1980s: People series
People stand at the heart of Lee’s artworks; before Lee’s flight to Paris, people appeared in his realistic landscape paintings; in his abstract paintings from the 1960s, human figures appeared in semi-abstract forms; in the 1970s, Lee expressed people as letters. Despite these changes in style, Lee remained constant in his love for people.
People (1988) by Lee UngnoLee Ungno Museum
Lee Ungno began his People series in the late 1970s and continued it up until his death.
His earlier works in the People series were more geometrically simplified and decorative, and had developed from the schematic style of his later Abstract Letter paintings.
People (1989) by Lee UngnoLee Ungno Museum
His later works in the 'People' series feature countless human figures rendered using brushstrokes; the figures seem as if they were created by Lee writing letters on a piece of paper, covering the entire page.
The most salient feature of Lee’s People series is the repetition of a single brushstroke, which represents a man.

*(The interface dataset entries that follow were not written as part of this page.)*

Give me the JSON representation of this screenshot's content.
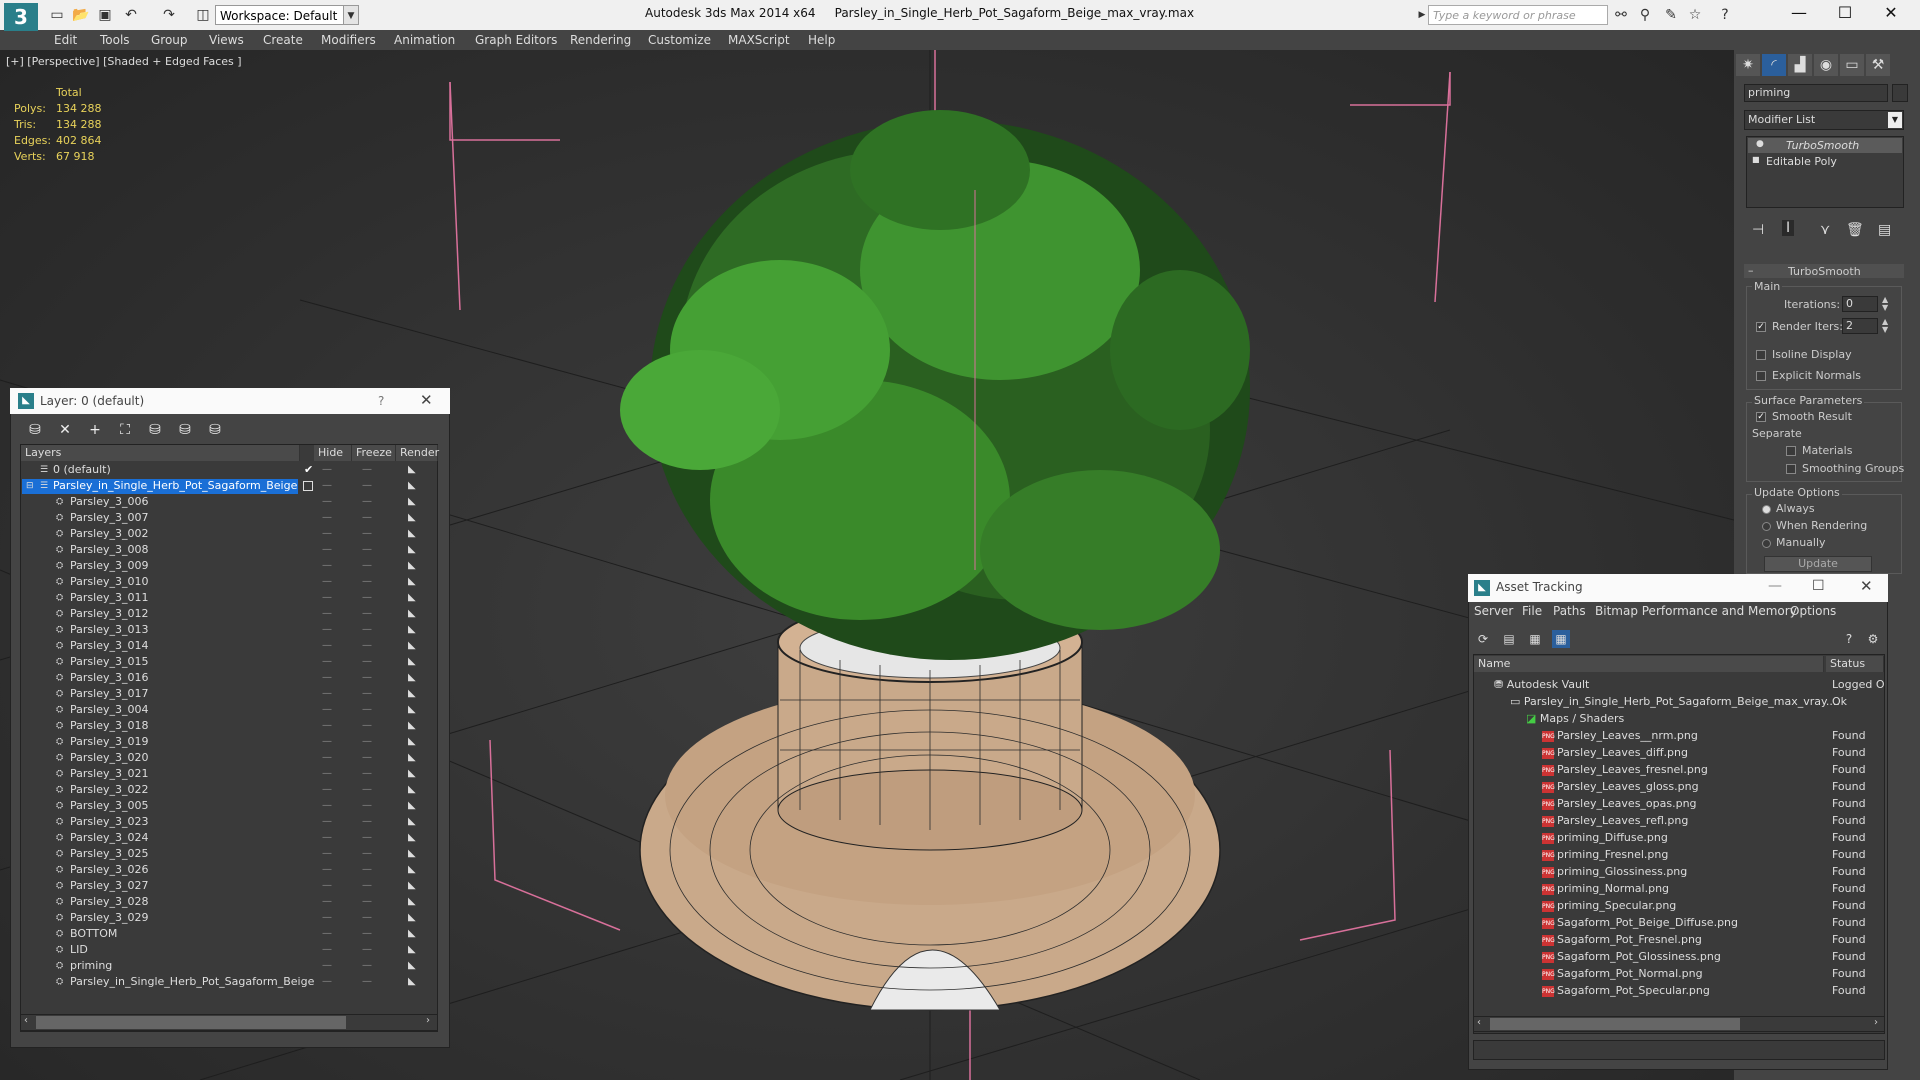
{
  "titlebar": {
    "workspace": "Workspace: Default",
    "app_title": "Autodesk 3ds Max  2014 x64",
    "file_title": "Parsley_in_Single_Herb_Pot_Sagaform_Beige_max_vray.max",
    "search_placeholder": "Type a keyword or phrase"
  },
  "menu": [
    "Edit",
    "Tools",
    "Group",
    "Views",
    "Create",
    "Modifiers",
    "Animation",
    "Graph Editors",
    "Rendering",
    "Customize",
    "MAXScript",
    "Help"
  ],
  "viewport": {
    "label": "[+] [Perspective] [Shaded + Edged Faces ]",
    "stats": {
      "total_label": "Total",
      "rows": [
        {
          "label": "Polys:",
          "value": "134 288"
        },
        {
          "label": "Tris:",
          "value": "134 288"
        },
        {
          "label": "Edges:",
          "value": "402 864"
        },
        {
          "label": "Verts:",
          "value": "67 918"
        }
      ]
    }
  },
  "command_panel": {
    "object_name": "priming",
    "modifier_list": "Modifier List",
    "stack": [
      "TurboSmooth",
      "Editable Poly"
    ],
    "rollout_title": "TurboSmooth",
    "main_label": "Main",
    "iterations_label": "Iterations:",
    "iterations_value": "0",
    "render_iters_label": "Render Iters:",
    "render_iters_value": "2",
    "isoline_label": "Isoline Display",
    "explicit_normals_label": "Explicit Normals",
    "surface_params_label": "Surface Parameters",
    "smooth_result_label": "Smooth Result",
    "separate_label": "Separate",
    "materials_label": "Materials",
    "smoothing_groups_label": "Smoothing Groups",
    "update_options_label": "Update Options",
    "always_label": "Always",
    "when_rendering_label": "When Rendering",
    "manually_label": "Manually",
    "update_button": "Update"
  },
  "layer_window": {
    "title": "Layer: 0 (default)",
    "help": "?",
    "columns": [
      "Layers",
      "Hide",
      "Freeze",
      "Render"
    ],
    "default_layer": "0 (default)",
    "selected_layer": "Parsley_in_Single_Herb_Pot_Sagaform_Beige",
    "objects": [
      "Parsley_3_006",
      "Parsley_3_007",
      "Parsley_3_002",
      "Parsley_3_008",
      "Parsley_3_009",
      "Parsley_3_010",
      "Parsley_3_011",
      "Parsley_3_012",
      "Parsley_3_013",
      "Parsley_3_014",
      "Parsley_3_015",
      "Parsley_3_016",
      "Parsley_3_017",
      "Parsley_3_004",
      "Parsley_3_018",
      "Parsley_3_019",
      "Parsley_3_020",
      "Parsley_3_021",
      "Parsley_3_022",
      "Parsley_3_005",
      "Parsley_3_023",
      "Parsley_3_024",
      "Parsley_3_025",
      "Parsley_3_026",
      "Parsley_3_027",
      "Parsley_3_028",
      "Parsley_3_029",
      "BOTTOM",
      "LID",
      "priming",
      "Parsley_in_Single_Herb_Pot_Sagaform_Beige"
    ]
  },
  "asset_window": {
    "title": "Asset Tracking",
    "menu": [
      "Server",
      "File",
      "Paths",
      "Bitmap Performance and Memory",
      "Options"
    ],
    "columns": [
      "Name",
      "Status"
    ],
    "vault": {
      "name": "Autodesk Vault",
      "status": "Logged O"
    },
    "file": {
      "name": "Parsley_in_Single_Herb_Pot_Sagaform_Beige_max_vray....",
      "status": "Ok"
    },
    "maps_label": "Maps / Shaders",
    "maps": [
      {
        "name": "Parsley_Leaves__nrm.png",
        "status": "Found"
      },
      {
        "name": "Parsley_Leaves_diff.png",
        "status": "Found"
      },
      {
        "name": "Parsley_Leaves_fresnel.png",
        "status": "Found"
      },
      {
        "name": "Parsley_Leaves_gloss.png",
        "status": "Found"
      },
      {
        "name": "Parsley_Leaves_opas.png",
        "status": "Found"
      },
      {
        "name": "Parsley_Leaves_refl.png",
        "status": "Found"
      },
      {
        "name": "priming_Diffuse.png",
        "status": "Found"
      },
      {
        "name": "priming_Fresnel.png",
        "status": "Found"
      },
      {
        "name": "priming_Glossiness.png",
        "status": "Found"
      },
      {
        "name": "priming_Normal.png",
        "status": "Found"
      },
      {
        "name": "priming_Specular.png",
        "status": "Found"
      },
      {
        "name": "Sagaform_Pot_Beige_Diffuse.png",
        "status": "Found"
      },
      {
        "name": "Sagaform_Pot_Fresnel.png",
        "status": "Found"
      },
      {
        "name": "Sagaform_Pot_Glossiness.png",
        "status": "Found"
      },
      {
        "name": "Sagaform_Pot_Normal.png",
        "status": "Found"
      },
      {
        "name": "Sagaform_Pot_Specular.png",
        "status": "Found"
      }
    ]
  },
  "colors": {
    "selection": "#1a6fd6",
    "stat_text": "#e8d25a",
    "leaf": "#3a8a2a",
    "pot": "#c9a98a",
    "guide": "#d8709a"
  }
}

People (1986) by Lee UngnoLee Ungno Museum
The power of Lee’s otherworldly brushstrokes gives breath to his human figures.
In this sense, Lee’s People series can be regarded as the pinnacle of his artwork, in which his perspective on art and life are greatly reflected.
1989 and after: Lee Ungno laid to rest in Paris
Lee Ungno died in Paris in 1989. In the same year, the Hoam Museum hosted a large-scale exhibition of his art. His body is buried in Père Lachaise Cemetery, alongside numerous great artists. After his death, a number of galleries, including the Musée Cernuschi in Paris, Taipei Fine Arts Museum in Taiwan, and the Asahi Gallery in Tokyo, held exhibitions to honor his life and work.
Lee’s studio in Pré Saint-Gervais, 1980s: The wall still bears the traces of a wall painting done by Lee (1980s)Lee Ungno Museum
Lee’s works are internationally collected by a great number of galleries in France, Italy, the U.K, Switzerland, Denmark, Thailand, Japan, and the U.S.A, including MoMA in New York and the Musée des Arts Décoratifs de Paris.
In 1992, a traditional Korean house, Goam Seo-bang, was established in Vaux-sur-Seine. Lee Ungno Museum was opened in Seoul in 2000 and the museum was opened in Daejeon in 2007. The Daejeon Goam Art and Culture Foundation was inaugurated in 2012. Lee Ungno Museum and Cernuschi Museum in Paris was signed MOU in 2013. Lee Ungno Atelier was opened in 2014 and the new Lee Ungno Collection storage facility was established in 2016.
Goam Seobang, a traditional Korean tile-roofed house located on the outskirts of Paris, surrounded by pine treesLee Ungno Museum
“I like to name all my paintings ‘peace’...
... Look at them. Aren’t they showing people dancing and living together and holding hands with each other? Such lives are the lives of ordinary people. These ordinary people represent a public voice and heart. I’ve recently been making such paintings over and over again. I thought about the theme long ago, before I was imprisoned. The imprisonment helped me understand how to visualize the theme.” - Lee Ungno, Sunday Newspaper, October 23rd, 1988. Interview by Shim Jaehyun.